↓

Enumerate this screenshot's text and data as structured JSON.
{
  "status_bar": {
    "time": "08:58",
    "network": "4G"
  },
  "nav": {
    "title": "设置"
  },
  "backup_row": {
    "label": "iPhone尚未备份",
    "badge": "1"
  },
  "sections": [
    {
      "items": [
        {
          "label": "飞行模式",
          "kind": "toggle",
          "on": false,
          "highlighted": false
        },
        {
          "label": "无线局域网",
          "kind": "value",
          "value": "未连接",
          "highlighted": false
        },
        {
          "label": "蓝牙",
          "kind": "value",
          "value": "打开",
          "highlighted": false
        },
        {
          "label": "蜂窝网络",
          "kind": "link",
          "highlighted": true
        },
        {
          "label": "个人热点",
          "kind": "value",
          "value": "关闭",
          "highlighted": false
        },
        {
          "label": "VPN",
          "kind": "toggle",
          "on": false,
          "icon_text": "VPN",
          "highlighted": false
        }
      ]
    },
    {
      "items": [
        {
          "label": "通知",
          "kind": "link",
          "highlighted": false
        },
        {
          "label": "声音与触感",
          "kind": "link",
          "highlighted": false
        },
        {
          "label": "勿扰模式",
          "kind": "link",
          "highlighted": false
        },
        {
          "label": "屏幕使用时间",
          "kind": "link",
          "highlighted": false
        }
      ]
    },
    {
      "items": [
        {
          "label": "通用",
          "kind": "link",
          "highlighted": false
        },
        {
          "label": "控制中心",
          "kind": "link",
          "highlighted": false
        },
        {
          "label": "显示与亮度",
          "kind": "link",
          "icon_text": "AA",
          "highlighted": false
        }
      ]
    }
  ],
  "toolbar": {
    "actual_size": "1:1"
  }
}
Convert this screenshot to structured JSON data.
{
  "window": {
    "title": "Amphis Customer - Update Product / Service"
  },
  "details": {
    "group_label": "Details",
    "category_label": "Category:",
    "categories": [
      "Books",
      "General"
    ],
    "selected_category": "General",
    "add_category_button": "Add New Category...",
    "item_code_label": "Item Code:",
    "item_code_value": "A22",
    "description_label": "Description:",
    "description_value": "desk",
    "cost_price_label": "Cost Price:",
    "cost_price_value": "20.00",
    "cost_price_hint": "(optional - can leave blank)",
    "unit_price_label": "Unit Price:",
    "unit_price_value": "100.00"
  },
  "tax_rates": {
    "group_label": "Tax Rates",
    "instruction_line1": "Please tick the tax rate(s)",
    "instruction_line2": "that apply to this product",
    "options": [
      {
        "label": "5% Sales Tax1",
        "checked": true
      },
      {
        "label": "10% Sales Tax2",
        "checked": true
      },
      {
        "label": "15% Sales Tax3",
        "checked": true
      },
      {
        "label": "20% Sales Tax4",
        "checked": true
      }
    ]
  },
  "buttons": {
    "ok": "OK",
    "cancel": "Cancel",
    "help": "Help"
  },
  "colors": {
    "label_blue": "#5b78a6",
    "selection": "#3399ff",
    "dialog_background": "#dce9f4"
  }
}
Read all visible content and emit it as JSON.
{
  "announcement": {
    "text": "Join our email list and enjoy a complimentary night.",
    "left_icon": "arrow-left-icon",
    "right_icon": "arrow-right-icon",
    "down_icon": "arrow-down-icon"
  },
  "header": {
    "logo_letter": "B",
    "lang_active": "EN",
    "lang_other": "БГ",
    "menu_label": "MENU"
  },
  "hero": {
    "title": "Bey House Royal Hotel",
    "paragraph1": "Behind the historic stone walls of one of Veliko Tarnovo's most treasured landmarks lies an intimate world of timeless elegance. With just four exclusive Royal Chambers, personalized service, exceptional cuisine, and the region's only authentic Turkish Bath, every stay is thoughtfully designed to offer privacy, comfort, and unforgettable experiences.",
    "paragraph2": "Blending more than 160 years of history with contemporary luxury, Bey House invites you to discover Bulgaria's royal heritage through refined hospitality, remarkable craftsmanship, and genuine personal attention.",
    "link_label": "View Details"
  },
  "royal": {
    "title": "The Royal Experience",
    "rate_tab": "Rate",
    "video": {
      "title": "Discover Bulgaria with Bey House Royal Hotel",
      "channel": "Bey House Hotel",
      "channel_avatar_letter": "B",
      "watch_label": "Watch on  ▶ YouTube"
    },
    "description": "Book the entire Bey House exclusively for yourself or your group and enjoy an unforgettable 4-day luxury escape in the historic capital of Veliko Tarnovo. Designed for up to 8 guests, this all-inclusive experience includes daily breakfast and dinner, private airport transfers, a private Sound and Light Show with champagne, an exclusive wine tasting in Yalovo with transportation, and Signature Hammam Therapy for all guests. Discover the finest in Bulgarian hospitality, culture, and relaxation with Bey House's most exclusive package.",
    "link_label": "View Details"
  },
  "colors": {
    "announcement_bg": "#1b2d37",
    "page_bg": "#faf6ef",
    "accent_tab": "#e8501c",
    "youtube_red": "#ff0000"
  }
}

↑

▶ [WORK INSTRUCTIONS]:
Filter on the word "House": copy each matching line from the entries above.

▶ [YOUR RESPONSE]:
    "title": "Bey House Royal Hotel",
    "paragraph2": "Blending more than 160 years of history with contemporary luxury, Bey House invites you to discover Bulgaria's royal heritage through refined hospitality, remarkable craftsmanship, and genuine personal attention.",
      "title": "Discover Bulgaria with Bey House Royal Hotel",
      "channel": "Bey House Hotel",
    "description": "Book the entire Bey House exclusively for yourself or your group and enjoy an unforgettable 4-day luxury escape in the historic capital of Veliko Tarnovo. Designed for up to 8 guests, this all-inclusive experience includes daily breakfast and dinner, private airport transfers, a private Sound and Light Show with champagne, an exclusive wine tasting in Yalovo with transportation, and Signature Hammam Therapy for all guests. Discover the finest in Bulgarian hospitality, culture, and relaxation with Bey House's most exclusive package.",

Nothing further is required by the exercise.